Besides increasing our steel production capacity, we want to add more capabilities: we just finalised the purchase of eight acres where we will build one new steel plant which will be dedicated solely to the export market.
Although the moment is favourable, our production is not ready to reach European and other international markets, as we still need to adapt our structures to target it, especially in terms of standard size, when we sell billets. In Angola, we are producing with 100×100-section billets, while other markets receive 6-metre ones with 130×130-centimetre billets. Europe may take around 10 years to reactivate after the Ukraine war, and this is one opportunity. In the meantime, we want to export more to nearby countries such as the DRC, Namibia, Zambia and Mozambique, as well as Botswana, where we will start soon.
How has the steel sector performed in recent years?
Construction companies are our biggest customers. The performance of the construction market is the biggest indicator of how a country’s economy is doing. Until 2014, Angola had a monthly consumption of steel rebar of around 25,000 tonnes. Then, due to the financial crisis and later the pandemic, it decreased significantly.
Now, we are optimistic in terms of exports, and for 2022 we set a target of exporting 60,000 tonnes, with an average of 5,000 per month. In 2020, we exported around 20,000 tonnes of steel. In 2021, the market started picking up, leading to an increase in the local demand for steel. We are close to achieving 95% of our production capacity here in Angola! We have 15,000 tonnes a month of capacity.
What are the company’s main products and commercialisation channels?
We melt steel scrap and obtain billets as semi-finished products, which are our main export. We process billets: either rolling them to produce rebars – which are in high demand from construction companies – or producing angles, flat bars and beams. We have the capacity to provide clients with high-quality products, as well as frequency and consistency in supply, reducing the importation of these products.
We have three main channels: the big construction companies that can purchase directly from us and that have huge volumes; the re-sellers, that can place the product all around the country; and, last but not least, we have a small portion within the informal market. However, since 2016, 95% of our commercialisation has been in the formal market.
How important are certifications in order to target energy-related projects?
If you don’t have product certification, you will not be able to sell anything to the energy industry. In the past, there was no quality control, but the government’s new regulatory framework will force companies to produce steel products according to certain standards, giving them three years to comply – and if they don’t, it will not allow them to operate. This is the birth of steel quality control in Angola.
Our certifications allow us to, directly and indirectly, supply projects like the Barra do Dande Oceanic Terminal and the Cabinda Refinery. Our steel is in all the major projects in Angola. For this market, besides price being important, the key is the quality and the capacity to supply the projects, and Fabrimetal has all of this! Our customers know this.
What is your strategy for penetrating the renewable energy sector?
Solar panels are a huge opportunity for steel manufacturers. Currently, one big project is going on in the south of Angola. Steel is a fundamental part of solar panels’ structure and foundation.

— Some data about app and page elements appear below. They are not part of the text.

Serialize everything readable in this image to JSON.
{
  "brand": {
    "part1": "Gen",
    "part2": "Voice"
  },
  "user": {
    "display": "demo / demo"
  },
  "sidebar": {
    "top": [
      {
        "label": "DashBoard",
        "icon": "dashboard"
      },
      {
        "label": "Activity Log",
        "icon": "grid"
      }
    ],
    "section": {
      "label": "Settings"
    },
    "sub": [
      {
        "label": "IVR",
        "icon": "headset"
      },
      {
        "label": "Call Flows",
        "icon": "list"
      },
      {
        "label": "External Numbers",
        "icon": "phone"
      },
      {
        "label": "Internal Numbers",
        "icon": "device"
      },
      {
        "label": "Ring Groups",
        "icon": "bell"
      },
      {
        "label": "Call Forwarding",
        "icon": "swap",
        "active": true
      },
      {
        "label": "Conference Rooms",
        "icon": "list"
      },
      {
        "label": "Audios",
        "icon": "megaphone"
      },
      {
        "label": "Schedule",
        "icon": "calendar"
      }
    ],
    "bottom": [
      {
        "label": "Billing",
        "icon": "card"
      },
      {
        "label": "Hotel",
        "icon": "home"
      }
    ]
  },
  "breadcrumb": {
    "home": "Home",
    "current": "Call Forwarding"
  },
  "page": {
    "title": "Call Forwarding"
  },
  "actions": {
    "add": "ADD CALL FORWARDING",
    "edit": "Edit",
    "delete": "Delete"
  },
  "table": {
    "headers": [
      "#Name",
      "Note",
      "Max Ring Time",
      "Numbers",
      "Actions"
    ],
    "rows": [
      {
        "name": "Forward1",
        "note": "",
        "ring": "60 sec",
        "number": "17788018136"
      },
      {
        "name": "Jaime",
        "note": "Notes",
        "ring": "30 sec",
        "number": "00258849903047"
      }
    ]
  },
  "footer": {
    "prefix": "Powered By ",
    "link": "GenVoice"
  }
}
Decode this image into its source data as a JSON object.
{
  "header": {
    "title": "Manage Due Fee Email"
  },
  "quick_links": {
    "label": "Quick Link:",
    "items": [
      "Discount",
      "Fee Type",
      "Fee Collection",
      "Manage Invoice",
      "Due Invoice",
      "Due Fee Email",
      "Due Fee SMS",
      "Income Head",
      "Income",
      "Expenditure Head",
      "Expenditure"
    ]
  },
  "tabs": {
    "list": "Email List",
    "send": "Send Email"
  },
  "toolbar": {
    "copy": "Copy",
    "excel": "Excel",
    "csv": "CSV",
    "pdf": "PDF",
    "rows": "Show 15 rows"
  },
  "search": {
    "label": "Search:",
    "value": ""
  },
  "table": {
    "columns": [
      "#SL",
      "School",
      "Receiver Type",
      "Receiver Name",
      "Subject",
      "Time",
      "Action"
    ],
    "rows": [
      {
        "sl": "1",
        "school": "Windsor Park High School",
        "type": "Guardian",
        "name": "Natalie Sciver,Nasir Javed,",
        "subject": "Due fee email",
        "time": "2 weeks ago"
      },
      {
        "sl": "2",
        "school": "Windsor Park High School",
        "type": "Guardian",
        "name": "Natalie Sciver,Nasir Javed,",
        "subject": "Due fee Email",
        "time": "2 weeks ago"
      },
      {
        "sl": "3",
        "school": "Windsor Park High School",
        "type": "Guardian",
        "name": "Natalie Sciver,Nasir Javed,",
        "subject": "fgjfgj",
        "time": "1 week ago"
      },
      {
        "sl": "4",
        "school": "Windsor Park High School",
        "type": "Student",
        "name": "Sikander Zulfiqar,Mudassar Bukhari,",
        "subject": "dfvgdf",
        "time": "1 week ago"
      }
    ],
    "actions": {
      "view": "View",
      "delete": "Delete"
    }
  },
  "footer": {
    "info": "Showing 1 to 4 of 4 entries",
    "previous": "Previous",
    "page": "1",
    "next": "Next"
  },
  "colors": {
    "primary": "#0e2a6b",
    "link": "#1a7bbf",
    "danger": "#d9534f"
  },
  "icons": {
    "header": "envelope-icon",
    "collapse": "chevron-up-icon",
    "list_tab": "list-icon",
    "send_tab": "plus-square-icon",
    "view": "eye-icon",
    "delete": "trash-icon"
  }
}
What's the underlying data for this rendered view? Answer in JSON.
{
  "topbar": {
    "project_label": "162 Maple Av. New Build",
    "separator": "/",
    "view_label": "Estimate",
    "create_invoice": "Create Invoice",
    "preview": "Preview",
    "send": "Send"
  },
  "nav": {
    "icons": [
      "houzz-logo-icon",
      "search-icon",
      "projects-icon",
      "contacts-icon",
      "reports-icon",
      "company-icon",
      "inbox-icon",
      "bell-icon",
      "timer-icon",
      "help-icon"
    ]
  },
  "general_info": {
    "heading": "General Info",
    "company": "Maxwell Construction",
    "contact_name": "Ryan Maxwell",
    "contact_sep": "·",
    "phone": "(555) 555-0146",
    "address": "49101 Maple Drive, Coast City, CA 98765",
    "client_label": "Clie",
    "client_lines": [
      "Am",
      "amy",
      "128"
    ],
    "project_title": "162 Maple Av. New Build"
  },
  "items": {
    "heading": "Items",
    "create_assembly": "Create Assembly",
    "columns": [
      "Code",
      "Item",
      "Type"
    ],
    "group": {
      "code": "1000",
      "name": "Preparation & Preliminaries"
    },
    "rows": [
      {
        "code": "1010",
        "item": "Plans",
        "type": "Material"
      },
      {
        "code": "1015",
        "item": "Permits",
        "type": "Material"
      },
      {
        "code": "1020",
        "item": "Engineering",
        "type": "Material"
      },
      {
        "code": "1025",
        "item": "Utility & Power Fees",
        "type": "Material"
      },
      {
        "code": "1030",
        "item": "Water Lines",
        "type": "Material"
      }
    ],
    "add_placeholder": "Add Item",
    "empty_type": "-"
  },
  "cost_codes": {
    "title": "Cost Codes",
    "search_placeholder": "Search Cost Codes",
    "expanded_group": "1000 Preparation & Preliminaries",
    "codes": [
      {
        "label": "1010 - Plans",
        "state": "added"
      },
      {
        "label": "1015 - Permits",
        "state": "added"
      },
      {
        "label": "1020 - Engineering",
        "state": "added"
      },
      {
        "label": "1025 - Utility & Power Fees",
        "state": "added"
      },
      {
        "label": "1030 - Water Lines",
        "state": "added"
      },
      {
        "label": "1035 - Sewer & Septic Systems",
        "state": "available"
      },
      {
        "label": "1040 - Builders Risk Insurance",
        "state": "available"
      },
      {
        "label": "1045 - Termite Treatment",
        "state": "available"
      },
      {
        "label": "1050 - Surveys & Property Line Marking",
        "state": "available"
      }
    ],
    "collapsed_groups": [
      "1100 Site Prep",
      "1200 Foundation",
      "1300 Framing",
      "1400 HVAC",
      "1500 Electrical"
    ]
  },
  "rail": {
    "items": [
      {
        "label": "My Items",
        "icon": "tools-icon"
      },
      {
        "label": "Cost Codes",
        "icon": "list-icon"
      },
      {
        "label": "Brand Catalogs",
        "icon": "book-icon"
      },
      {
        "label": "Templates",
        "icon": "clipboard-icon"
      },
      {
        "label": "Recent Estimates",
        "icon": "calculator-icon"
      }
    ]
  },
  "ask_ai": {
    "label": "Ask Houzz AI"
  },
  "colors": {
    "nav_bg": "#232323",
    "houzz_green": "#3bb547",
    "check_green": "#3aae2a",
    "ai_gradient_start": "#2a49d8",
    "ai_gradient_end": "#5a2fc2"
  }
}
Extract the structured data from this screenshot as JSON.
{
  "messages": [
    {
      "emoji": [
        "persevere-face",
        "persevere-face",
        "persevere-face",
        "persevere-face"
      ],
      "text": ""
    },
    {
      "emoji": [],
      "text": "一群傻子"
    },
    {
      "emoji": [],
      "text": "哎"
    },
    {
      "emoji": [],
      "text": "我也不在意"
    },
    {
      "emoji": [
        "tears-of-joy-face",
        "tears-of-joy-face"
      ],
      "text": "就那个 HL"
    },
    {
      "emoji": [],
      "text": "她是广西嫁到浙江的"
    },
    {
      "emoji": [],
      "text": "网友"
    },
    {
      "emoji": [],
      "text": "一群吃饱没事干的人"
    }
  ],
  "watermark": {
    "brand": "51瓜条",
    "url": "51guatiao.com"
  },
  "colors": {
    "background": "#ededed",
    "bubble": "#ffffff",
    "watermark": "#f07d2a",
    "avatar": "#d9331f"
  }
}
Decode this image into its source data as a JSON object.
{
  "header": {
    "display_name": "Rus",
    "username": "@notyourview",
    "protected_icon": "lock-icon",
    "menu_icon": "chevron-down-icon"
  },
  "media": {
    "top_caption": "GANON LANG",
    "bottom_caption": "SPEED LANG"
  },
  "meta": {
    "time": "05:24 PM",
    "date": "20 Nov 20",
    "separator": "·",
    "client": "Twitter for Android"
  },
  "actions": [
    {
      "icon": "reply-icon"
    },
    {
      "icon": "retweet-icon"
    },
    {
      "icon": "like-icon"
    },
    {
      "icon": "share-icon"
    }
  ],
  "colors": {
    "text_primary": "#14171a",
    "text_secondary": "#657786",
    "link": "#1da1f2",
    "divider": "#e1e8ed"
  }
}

We also see renewables as a key opportunity to increase and normalise our power supply. Our requirement is 30 MW, which we have in place, but we will increase capacity, so we need more.
How does Fabrimetal plan to reduce its carbon footprint?
We have a fully committed department only focused on HSE, and we have put into place many initiatives to be greener, starting by increasing our garden space. We invested a lot in a system that can reduce emissions by 85-90%, although we still get some waste in the form of dust and slag coming from our melting process. In other countries, this waste can be used for cement or concrete, but here nothing is being done. Thus, we invested in a machine to process this waste, aiming to recover 15% of it and melt it again.